For Unpaid Artists, It’s a Not-So-Super Bowl
When Super Bowl XLVIII swept through MetLife Stadium in New Jersey three weeks ago, big money was involved. But not everyone got a piece of the pie.
Winning Team: Seattle Seahawks. Earnings per player: $92,000.
Losing Team: Denver Broncos. Earnings per player: $49,000.
Halftime Performer: Bruno Mars with the Red Hot Chili Peppers. Earnings per musician: $0.
The saga of the disrespected musician plays on.
For a hilarious take on the performer’s dilemma, read Bill Bruford’s autobiography. Bruford was the drummer for Yes and King Crimson, one of the most respected rock and jazz drummers in modern music. He recounts the history of second-class citizenship all the way back to the days of the court jesters. Every musician has had a similar encounter to Bruford’s as he recalls a conversation in a hotel elevator:
Stranger: “So, what do you do?”
Bruford: “I’m a musician.”
Stranger: “Yeah, but what do you really do?”
The idea being that music can’t possibly be taken as a serious career endeavor.
The fact that no Super Bowl halftime artist has ever been paid is a particularly perplexing discovery. The likes of Paul McCartney, Beyoncé, Prince, the Who and others have all performed over the years. While it’s true that the audience can be as large as a staggering one hundred million people, it’s just another case of misplacing the value of “exposure.”
Ahead of last year’s Super Bowl, TIME ran an article on the NFL’s practice of not paying its superstar halftime acts. In the article, NFL Director of Programming Lawrence Randall said, “We’re putting someone up there for 12 and a half minutes in front of the largest audience that any television program garners in the United States. It’s a pretty good deal. It’s the famous win-win for both parties.”
Given that a majority of the games have been decided by halftime over the years, the NFL, and the television network, definitely win by using high-profile performers to keep viewers tuned in. Oh, and those increasingly creepy and increasingly expensive commercial advertisements. It should also be noted that Roger Goodell, Commissioner of the NFL (a nonprofit by the way, the exempt status of which is frequently being called into question) earned $44.2 million in 2012. He’s definitely a winner.
The notion that artists would recoup on record sales is greatly over exaggerated, especially in the digital age of streaming services where sales are plummeting.
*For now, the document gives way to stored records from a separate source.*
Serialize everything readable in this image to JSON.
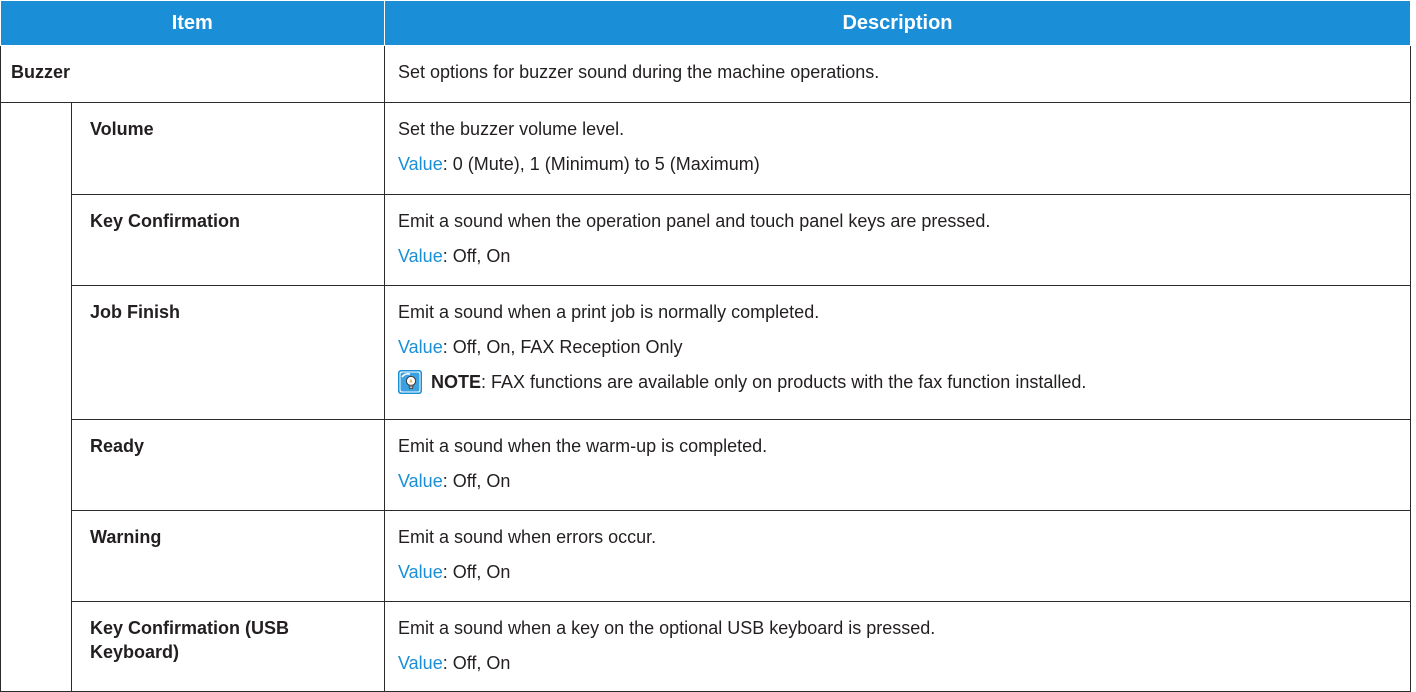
{
  "header": {
    "item_label": "Item",
    "description_label": "Description"
  },
  "buzzer": {
    "label": "Buzzer",
    "description": "Set options for buzzer sound during the machine operations."
  },
  "value_label": "Value",
  "rows": [
    {
      "item": "Volume",
      "description": "Set the buzzer volume level.",
      "value": ": 0 (Mute), 1 (Minimum) to 5 (Maximum)"
    },
    {
      "item": "Key Confirmation",
      "description": "Emit a sound when the operation panel and touch panel keys are pressed.",
      "value": ": Off, On"
    },
    {
      "item": "Job Finish",
      "description": "Emit a sound when a print job is normally completed.",
      "value": ": Off, On, FAX Reception Only",
      "note_label": "NOTE",
      "note_text": ": FAX functions are available only on products with the fax function installed."
    },
    {
      "item": "Ready",
      "description": "Emit a sound when the warm-up is completed.",
      "value": ": Off, On"
    },
    {
      "item": "Warning",
      "description": "Emit a sound when errors occur.",
      "value": ": Off, On"
    },
    {
      "item": "Key Confirmation (USB Keyboard)",
      "description": "Emit a sound when a key on the optional USB keyboard is pressed.",
      "value": ": Off, On"
    }
  ],
  "colors": {
    "header_bg": "#1a8fd8",
    "value_label": "#1a8fd8"
  },
  "icons": {
    "note": "note-lightbulb-icon"
  }
}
Gold albums are rare and platinum sales are unheard of. (2013’s bestselling album, Justin Timberlake’s The 20/20 Experience, was “also the smallest-selling year-end No. 1 album since SoundScan began tracking music sales in 1991,” reported Billboard.) Even in times of robust record sales royalty rates have always been ridiculously low and labels recover the upfront costs first so the musicians, as always, are on the short end of the stick. So the other side of the win-win? That belongs to the labels, distributors and people in suits, not the artist. Bruno Mars’s sales reportedly jumped a mere 42,000 the week after his performance, which was as good as any I’ve seen.
With little economic payoff, why do the artists do it? Good question. Is it hubris? Possibly. Is it exposure? I like to quote Madison music luminary Clyde Stubblefield on that one: “Exposure? People can die from that, man!”